[Component data from apps and pages]
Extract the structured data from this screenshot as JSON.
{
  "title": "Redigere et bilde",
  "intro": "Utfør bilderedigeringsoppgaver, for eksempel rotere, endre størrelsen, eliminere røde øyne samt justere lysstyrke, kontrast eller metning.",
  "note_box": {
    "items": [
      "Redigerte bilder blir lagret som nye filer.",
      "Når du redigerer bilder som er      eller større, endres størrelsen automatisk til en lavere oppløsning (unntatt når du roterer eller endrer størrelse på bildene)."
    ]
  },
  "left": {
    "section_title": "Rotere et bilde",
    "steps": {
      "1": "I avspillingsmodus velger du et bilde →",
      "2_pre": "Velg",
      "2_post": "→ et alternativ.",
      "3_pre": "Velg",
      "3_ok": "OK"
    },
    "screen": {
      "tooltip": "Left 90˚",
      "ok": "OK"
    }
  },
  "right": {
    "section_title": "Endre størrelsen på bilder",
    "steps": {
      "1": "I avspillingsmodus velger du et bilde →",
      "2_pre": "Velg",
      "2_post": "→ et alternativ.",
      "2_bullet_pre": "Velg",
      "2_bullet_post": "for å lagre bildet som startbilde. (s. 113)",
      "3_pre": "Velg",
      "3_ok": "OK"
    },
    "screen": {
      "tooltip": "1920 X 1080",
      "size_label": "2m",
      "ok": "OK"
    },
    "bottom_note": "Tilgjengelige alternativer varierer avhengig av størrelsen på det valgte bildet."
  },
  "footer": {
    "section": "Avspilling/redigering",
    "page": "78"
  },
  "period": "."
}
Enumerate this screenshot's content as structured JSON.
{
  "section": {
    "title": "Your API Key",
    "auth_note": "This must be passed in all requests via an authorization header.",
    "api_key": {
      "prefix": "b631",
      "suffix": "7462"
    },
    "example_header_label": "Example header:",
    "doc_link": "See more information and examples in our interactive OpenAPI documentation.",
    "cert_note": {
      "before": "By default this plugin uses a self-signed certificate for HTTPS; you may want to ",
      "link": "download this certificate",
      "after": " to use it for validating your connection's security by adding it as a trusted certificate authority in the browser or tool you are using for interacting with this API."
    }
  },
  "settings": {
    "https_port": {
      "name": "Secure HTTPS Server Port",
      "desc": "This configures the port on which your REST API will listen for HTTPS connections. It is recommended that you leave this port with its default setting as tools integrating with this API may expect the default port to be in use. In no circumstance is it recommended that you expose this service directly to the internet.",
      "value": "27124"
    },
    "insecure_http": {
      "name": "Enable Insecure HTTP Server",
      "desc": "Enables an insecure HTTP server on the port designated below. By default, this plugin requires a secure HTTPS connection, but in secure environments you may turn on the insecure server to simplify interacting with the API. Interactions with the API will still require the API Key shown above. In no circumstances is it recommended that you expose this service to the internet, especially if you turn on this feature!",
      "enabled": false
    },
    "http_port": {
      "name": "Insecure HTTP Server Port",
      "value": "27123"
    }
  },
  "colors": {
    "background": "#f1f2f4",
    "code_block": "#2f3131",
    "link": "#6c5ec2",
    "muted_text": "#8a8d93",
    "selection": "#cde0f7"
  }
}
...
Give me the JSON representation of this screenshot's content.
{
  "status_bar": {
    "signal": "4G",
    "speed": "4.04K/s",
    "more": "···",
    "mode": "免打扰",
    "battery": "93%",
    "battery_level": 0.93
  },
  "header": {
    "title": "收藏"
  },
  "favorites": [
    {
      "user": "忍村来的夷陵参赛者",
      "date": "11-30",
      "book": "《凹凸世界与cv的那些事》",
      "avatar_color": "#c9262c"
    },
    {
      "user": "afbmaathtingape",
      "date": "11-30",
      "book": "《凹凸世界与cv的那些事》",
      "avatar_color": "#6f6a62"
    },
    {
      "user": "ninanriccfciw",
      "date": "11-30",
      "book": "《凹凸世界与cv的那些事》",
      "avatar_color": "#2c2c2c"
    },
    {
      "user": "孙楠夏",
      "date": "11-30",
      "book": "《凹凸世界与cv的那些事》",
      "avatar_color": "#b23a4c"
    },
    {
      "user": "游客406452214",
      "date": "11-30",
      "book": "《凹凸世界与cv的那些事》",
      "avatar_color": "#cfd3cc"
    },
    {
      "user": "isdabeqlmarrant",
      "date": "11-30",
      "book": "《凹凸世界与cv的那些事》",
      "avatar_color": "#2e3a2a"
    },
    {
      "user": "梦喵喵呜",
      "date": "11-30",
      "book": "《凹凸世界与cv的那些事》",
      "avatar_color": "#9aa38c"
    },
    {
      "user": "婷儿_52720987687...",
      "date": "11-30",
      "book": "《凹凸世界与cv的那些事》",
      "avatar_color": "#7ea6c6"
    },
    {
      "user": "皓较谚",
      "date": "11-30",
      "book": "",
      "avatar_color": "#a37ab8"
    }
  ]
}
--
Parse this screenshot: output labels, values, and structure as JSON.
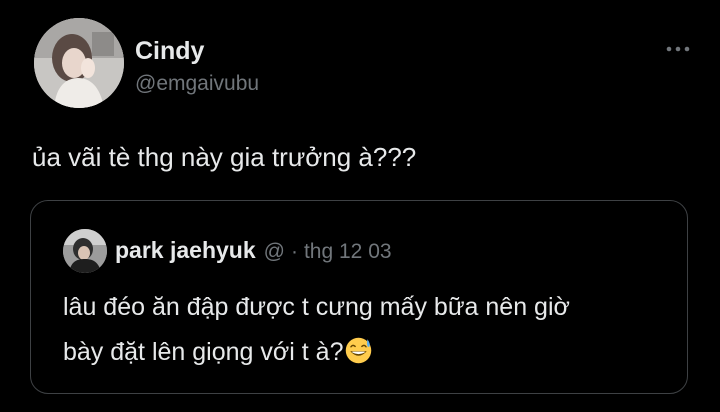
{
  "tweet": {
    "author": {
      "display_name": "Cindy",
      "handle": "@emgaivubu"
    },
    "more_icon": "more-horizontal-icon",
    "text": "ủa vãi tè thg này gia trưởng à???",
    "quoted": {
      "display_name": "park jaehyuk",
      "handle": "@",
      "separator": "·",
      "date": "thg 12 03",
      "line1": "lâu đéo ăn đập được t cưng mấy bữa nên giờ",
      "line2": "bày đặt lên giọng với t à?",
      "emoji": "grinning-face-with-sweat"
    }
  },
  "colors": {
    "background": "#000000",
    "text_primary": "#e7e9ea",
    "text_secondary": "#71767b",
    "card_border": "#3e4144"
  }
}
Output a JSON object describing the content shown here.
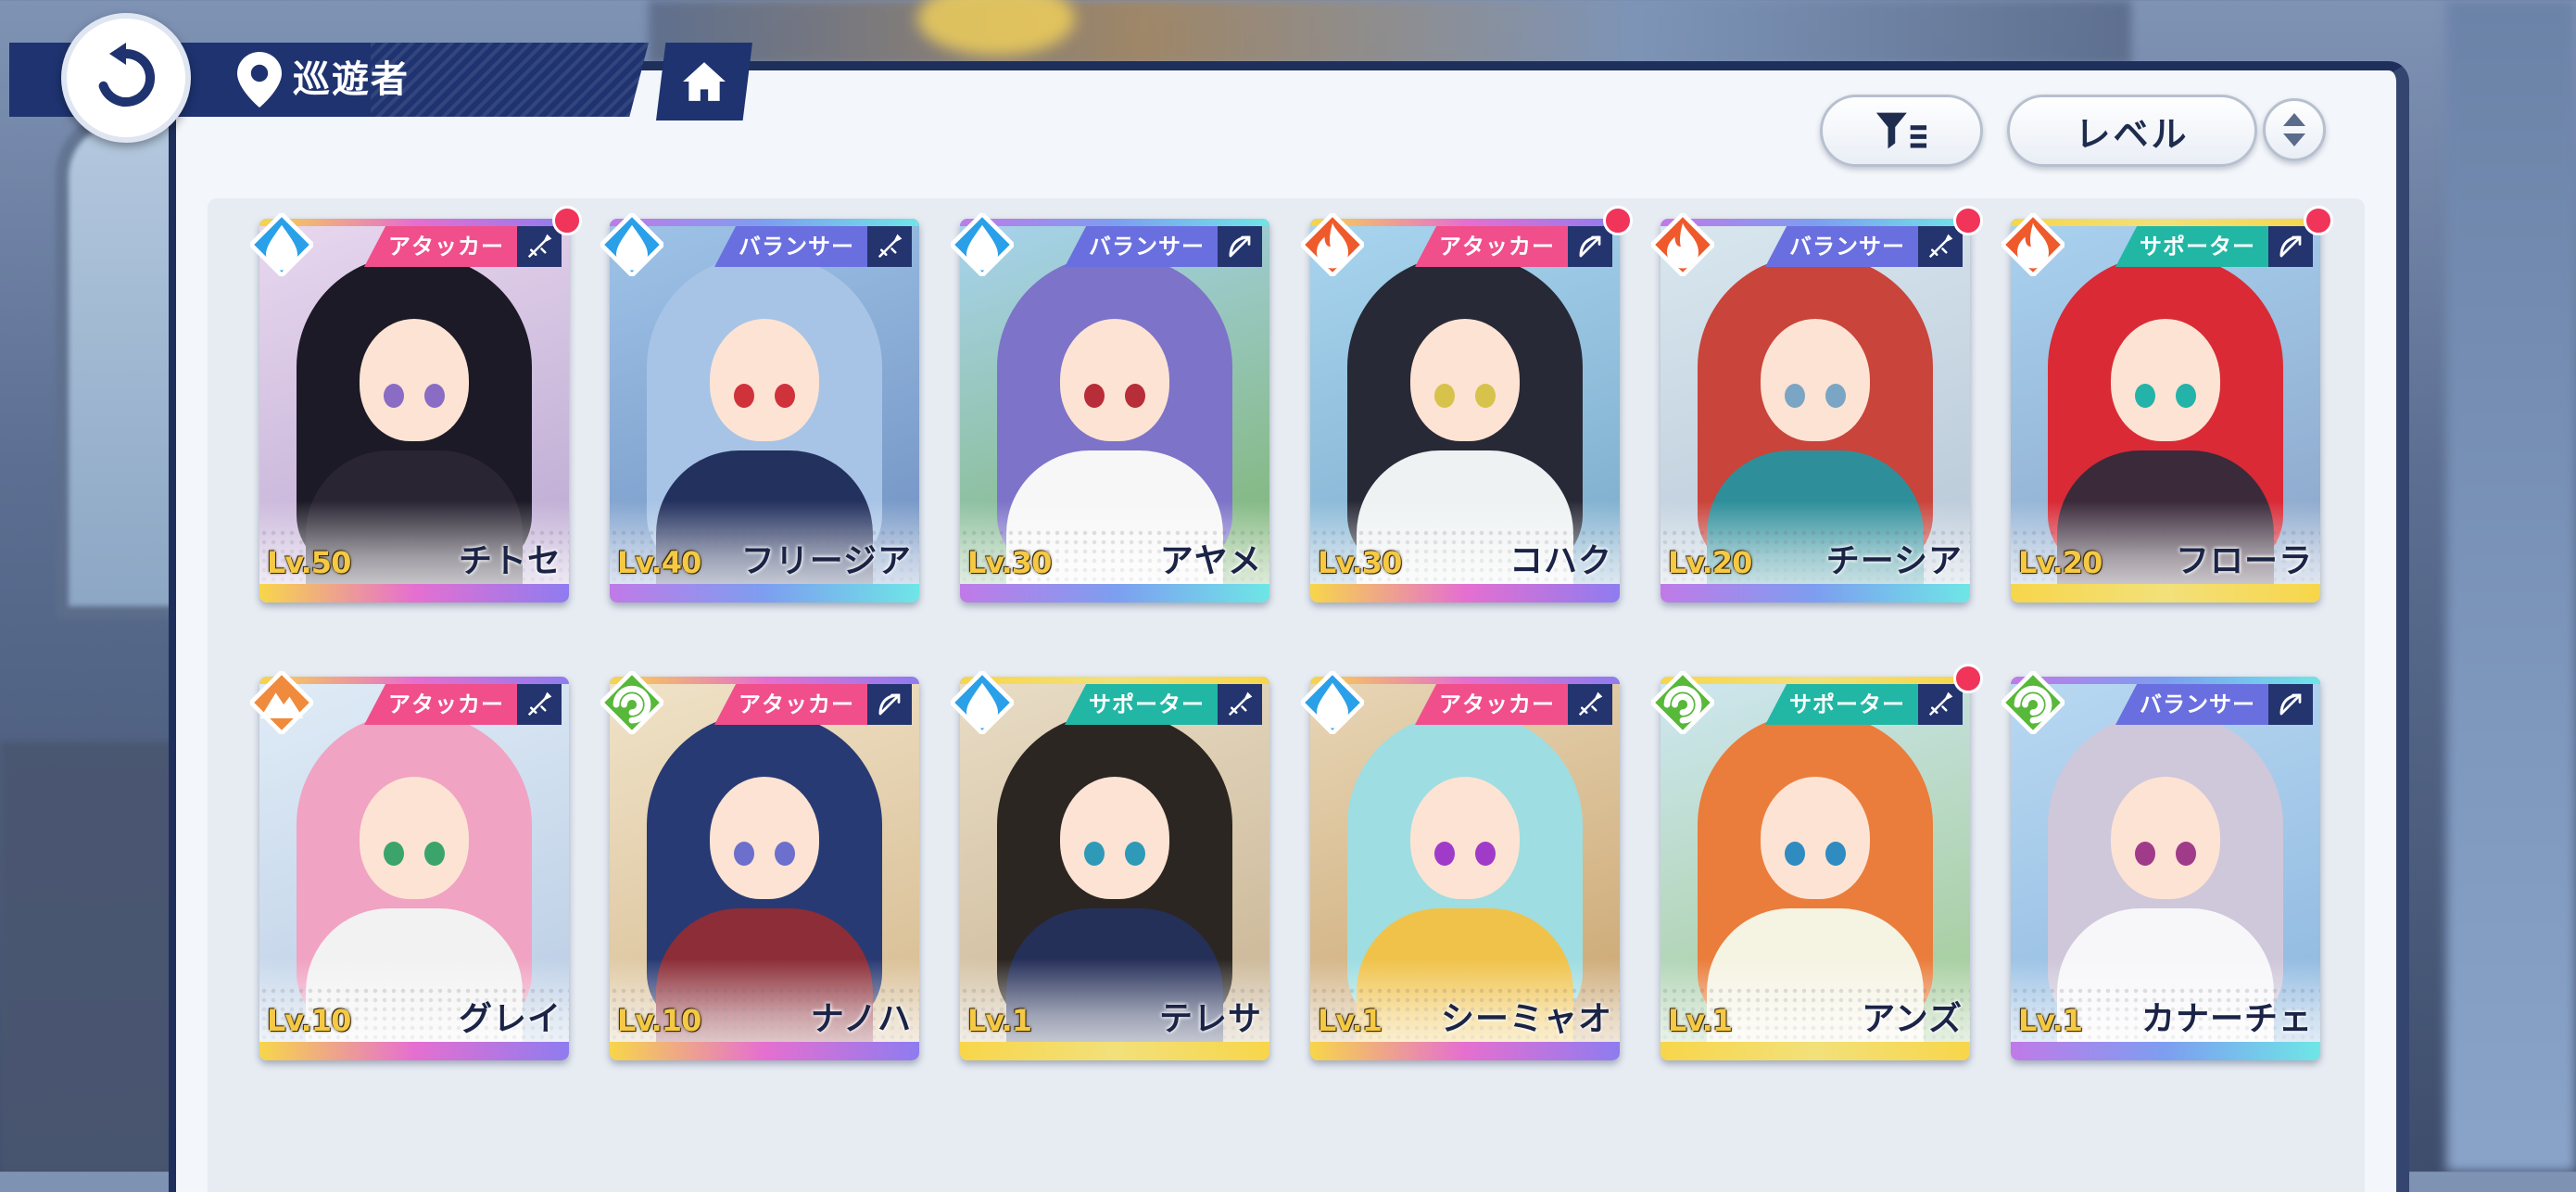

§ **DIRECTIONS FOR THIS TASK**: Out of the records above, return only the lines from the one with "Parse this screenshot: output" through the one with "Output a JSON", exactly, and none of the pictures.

§ **YOUR RESPONSE**:
Parse this screenshot: output labels, values, and structure as JSON.
{
  "tweet": {
    "author": {
      "display_name": "Cindy",
      "handle": "@emgaivubu"
    },
    "more_icon": "more-horizontal-icon",
    "text": "ủa vãi tè thg này gia trưởng à???",
    "quoted": {
      "display_name": "park jaehyuk",
      "handle": "@",
      "separator": "·",
      "date": "thg 12 03",
      "line1": "lâu đéo ăn đập được t cưng mấy bữa nên giờ",
      "line2": "bày đặt lên giọng với t à?",
      "emoji": "grinning-face-with-sweat"
    }
  },
  "colors": {
    "background": "#000000",
    "text_primary": "#e7e9ea",
    "text_secondary": "#71767b",
    "card_border": "#3e4144"
  }
}
Output a JSON object describing the content shown here.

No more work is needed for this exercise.